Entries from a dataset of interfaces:
.....

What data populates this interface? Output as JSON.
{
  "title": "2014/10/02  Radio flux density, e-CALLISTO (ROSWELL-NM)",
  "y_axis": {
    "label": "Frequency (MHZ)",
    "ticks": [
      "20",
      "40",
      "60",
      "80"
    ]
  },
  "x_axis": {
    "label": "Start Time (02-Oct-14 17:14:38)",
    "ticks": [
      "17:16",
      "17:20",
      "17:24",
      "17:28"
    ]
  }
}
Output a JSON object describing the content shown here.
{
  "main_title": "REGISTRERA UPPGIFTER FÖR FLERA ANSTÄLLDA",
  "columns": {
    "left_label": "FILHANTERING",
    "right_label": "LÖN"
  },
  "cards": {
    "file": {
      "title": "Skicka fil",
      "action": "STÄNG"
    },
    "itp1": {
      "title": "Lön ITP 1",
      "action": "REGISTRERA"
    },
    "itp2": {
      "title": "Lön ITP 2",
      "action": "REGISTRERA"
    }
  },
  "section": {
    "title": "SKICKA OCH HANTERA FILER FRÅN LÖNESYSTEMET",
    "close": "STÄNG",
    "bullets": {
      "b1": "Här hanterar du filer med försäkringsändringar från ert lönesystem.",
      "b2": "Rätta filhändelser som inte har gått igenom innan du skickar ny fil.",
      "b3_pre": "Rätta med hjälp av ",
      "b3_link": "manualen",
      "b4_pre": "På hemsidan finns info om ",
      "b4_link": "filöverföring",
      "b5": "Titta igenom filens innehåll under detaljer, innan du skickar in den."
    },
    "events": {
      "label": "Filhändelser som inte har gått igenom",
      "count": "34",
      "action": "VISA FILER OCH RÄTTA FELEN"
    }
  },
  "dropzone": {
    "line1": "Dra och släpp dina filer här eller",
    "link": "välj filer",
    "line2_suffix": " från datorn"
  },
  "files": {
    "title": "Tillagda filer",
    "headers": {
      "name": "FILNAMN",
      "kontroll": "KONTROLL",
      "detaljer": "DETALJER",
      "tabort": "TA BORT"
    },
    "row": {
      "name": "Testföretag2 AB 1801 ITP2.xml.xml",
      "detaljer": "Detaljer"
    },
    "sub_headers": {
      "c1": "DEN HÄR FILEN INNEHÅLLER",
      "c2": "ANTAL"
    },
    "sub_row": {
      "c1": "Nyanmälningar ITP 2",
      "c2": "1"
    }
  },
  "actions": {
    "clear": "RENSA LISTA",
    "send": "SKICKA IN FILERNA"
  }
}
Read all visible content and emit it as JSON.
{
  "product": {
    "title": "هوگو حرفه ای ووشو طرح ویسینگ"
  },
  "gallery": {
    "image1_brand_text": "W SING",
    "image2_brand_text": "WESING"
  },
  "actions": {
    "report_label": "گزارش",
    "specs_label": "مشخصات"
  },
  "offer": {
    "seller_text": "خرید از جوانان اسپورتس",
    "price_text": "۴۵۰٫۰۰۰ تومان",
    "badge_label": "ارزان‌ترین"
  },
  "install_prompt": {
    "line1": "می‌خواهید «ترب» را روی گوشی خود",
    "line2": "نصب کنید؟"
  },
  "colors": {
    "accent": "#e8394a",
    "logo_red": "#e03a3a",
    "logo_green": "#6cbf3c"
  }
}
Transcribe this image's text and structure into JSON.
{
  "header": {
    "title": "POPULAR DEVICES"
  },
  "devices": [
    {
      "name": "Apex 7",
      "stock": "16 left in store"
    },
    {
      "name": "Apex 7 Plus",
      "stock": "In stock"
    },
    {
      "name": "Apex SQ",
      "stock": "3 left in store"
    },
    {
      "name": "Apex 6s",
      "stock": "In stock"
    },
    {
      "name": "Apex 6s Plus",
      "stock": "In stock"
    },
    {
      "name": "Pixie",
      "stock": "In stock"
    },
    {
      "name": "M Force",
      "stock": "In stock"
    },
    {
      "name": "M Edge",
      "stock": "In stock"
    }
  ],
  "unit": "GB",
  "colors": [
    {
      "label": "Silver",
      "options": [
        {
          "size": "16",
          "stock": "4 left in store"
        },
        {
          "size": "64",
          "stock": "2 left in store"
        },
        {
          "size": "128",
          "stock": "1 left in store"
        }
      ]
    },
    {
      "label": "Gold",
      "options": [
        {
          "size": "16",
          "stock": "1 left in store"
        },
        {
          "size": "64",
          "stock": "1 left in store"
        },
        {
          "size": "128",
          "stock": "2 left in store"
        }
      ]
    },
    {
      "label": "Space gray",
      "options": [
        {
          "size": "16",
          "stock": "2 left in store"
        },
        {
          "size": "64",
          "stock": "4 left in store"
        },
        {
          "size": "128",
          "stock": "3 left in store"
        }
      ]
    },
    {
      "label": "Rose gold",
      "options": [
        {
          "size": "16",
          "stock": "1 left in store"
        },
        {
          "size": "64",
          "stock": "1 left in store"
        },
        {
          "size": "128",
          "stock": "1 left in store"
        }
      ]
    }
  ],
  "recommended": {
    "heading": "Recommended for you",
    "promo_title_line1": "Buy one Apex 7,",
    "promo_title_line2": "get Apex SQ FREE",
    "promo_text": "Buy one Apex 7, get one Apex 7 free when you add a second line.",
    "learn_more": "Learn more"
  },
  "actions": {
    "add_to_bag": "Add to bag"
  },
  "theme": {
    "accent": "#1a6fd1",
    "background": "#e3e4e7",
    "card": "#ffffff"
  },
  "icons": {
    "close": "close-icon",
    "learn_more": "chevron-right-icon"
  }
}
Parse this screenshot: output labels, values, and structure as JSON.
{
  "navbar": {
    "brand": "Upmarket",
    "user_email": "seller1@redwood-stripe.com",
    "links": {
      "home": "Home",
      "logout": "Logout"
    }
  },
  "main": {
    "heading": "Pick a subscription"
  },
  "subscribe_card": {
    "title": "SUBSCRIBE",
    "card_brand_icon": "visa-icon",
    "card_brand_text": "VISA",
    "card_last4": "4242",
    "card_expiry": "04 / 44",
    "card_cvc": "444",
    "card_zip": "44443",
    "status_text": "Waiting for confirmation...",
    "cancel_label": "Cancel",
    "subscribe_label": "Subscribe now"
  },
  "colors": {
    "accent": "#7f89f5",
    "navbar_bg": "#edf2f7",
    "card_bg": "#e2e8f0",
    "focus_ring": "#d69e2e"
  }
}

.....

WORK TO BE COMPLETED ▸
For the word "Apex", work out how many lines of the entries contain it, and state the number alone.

ANSWER SECTION ▸
8